Sage: I know for boys (or at least for me), the middle school years (they called it Junior High back in my days) were some of the most difficult years of my life. What was your life like in those grades?
Stephanie: It was junior high for me, too. I was just thinking about it the other day. I think your junior high/middle school years are tough in part because school is everything. Once you reach high school, you get a job and start driving and you can distance yourself somewhat. In middle school, you’re stuck dealing with these people. I was not popular at all and I always felt like I wasn’t quite good enough. I’d say to my middle school/high school classmates I was mostly invisible except for my small group of friends. Maybe we all feel that way, though.
Sage: Do you have young adults read your work while it is in progress in order to see how they are relating to the story?
Stephanie: I don’t…but I would love to put together a group of young beta readers! My stepdaughter did read the first chapter of one of my middle grade books once and she pointed out things kids would never say or do. That was very helpful, but I couldn’t get her to sit still long enough to read more.
Sage: From what I have come to know about you, you have published in two distinct genres—Young Adult Books for middle school girls and articles and blogs on technology. What is it about each genre that you enjoy exploring and writing?
Stephanie: It is quite different! Freelance writing is my day job and I’ve always said I hope someday to be able to write fiction full time. However, I do love writing on certain topics, like technology and fashion. I have a feeling I’ll probably always do that part of it. I’ve also been very fortunate to write for several very talented marketing experts and that work has led me to learn more about how to market my books online. You can’t buy that sort of experience.
Sage: You are published by a big-named company and represented by an agent. With all the changes in the publishing world (self-publishing, need for a media platform, fewer editors, etc) you seem to use a more traditional publishing approach? What are your thoughts on the changes in the publishing world and can you tell us how you broke into the young adult market?

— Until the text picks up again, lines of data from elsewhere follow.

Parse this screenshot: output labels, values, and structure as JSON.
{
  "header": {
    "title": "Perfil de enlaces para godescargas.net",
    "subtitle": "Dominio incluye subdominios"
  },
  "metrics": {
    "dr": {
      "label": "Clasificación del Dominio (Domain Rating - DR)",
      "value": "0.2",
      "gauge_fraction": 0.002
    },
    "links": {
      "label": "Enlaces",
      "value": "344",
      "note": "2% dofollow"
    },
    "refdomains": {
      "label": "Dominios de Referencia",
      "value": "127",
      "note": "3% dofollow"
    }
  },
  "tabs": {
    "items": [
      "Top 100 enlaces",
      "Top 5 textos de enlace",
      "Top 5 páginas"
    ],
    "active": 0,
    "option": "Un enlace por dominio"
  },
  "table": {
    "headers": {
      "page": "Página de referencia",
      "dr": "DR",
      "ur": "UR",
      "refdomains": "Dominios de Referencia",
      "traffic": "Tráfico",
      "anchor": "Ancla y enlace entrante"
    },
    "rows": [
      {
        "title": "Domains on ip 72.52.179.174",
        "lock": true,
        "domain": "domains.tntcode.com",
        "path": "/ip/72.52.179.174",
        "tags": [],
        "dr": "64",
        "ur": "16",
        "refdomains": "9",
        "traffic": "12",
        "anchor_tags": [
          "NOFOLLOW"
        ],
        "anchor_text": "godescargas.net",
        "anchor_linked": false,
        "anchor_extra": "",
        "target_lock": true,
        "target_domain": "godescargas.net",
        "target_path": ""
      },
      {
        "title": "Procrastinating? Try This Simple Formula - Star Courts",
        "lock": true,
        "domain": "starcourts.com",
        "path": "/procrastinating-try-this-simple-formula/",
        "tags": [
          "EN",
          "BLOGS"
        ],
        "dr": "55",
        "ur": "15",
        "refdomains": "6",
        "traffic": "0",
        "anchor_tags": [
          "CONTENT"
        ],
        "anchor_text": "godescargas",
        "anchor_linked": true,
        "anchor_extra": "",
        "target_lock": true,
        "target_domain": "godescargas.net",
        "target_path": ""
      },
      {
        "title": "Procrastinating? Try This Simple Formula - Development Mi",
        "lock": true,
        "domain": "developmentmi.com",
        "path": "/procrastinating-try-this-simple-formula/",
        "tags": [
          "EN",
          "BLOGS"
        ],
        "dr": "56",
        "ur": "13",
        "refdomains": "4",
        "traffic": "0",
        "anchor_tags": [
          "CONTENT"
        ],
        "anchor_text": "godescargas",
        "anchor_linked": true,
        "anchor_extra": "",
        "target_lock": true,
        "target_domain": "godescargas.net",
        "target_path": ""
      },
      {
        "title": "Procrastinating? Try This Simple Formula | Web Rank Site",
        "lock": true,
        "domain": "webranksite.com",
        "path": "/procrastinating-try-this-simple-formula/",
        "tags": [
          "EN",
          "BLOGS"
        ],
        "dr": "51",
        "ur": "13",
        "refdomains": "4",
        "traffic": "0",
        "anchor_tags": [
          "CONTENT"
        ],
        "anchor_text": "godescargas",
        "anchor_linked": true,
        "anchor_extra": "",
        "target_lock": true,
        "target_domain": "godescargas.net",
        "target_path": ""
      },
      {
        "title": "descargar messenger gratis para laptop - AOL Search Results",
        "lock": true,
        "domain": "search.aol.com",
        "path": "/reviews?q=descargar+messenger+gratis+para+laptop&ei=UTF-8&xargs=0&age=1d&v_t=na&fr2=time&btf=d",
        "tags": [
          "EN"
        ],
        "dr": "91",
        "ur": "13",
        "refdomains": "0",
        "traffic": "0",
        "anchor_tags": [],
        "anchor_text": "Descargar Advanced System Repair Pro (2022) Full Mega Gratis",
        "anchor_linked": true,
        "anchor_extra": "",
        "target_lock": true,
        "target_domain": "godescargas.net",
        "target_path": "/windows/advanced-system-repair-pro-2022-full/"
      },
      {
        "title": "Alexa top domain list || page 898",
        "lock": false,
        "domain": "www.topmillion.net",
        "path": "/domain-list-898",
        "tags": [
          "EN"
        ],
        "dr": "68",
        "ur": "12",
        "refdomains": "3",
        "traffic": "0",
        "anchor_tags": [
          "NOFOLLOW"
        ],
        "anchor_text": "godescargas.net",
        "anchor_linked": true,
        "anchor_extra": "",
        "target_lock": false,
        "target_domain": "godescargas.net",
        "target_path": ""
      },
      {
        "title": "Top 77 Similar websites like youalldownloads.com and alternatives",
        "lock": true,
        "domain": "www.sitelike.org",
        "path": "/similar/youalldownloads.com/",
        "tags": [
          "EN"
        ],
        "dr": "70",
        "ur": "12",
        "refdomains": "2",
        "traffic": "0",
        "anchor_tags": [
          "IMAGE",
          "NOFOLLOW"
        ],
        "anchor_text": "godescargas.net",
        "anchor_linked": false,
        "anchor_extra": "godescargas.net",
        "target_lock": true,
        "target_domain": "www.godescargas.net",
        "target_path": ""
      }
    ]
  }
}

Stephanie: I landed my agent with a middle grade series I’d written called “Ghost Patrol.” That series never sold, but I found that the tween audience was the best area for my voice. I think the big publishers will always be there. But I also think (as I always have) that e-books will become more dominant as traditional bookstores dwindle. It also seems independent bookstores are thriving right now because customers get an experience there that they can’t get at a chain store or online.
Sage: What advice do you have for someone who is considering writing a young adult novel?
Stephanie: I think with any books for young readers, it’s important for a writer to figure out where his or her voice fits. Young adult books tend to be a little darker, while middle grade novels are generally much more lighthearted and fun. Chapter books are an even younger version of that. Reading as many children’s books as possible can help them find where they fit.
Sage: In closing, can you let my readers know where they can purchase your books?
Stephanie: If you want an autographed copy of 25 Roses, you can buy it through Parnassus Books. Just put in the Notes of your order what you want me to sign. They’ll have me come by and sign it and ship it right to your door. You can buy it in paperback and e-book just about everywhere you buy books—Barnes and Noble, Amazon, BooksaMillion, etc. I do recommend buying indie if you can, although I know people love their Kindles!
Sage: Thank you for your time, Stephanie. May your new book not only be successful, but be an encouragement to young adult readers.
Stephanie: Thank you so much for having me!
ENTER TO WIN: Stephanie is giving away an autographed copy of her book, a $25 gift certificate and a chocolate long stem rose. Click here to enter the drawing...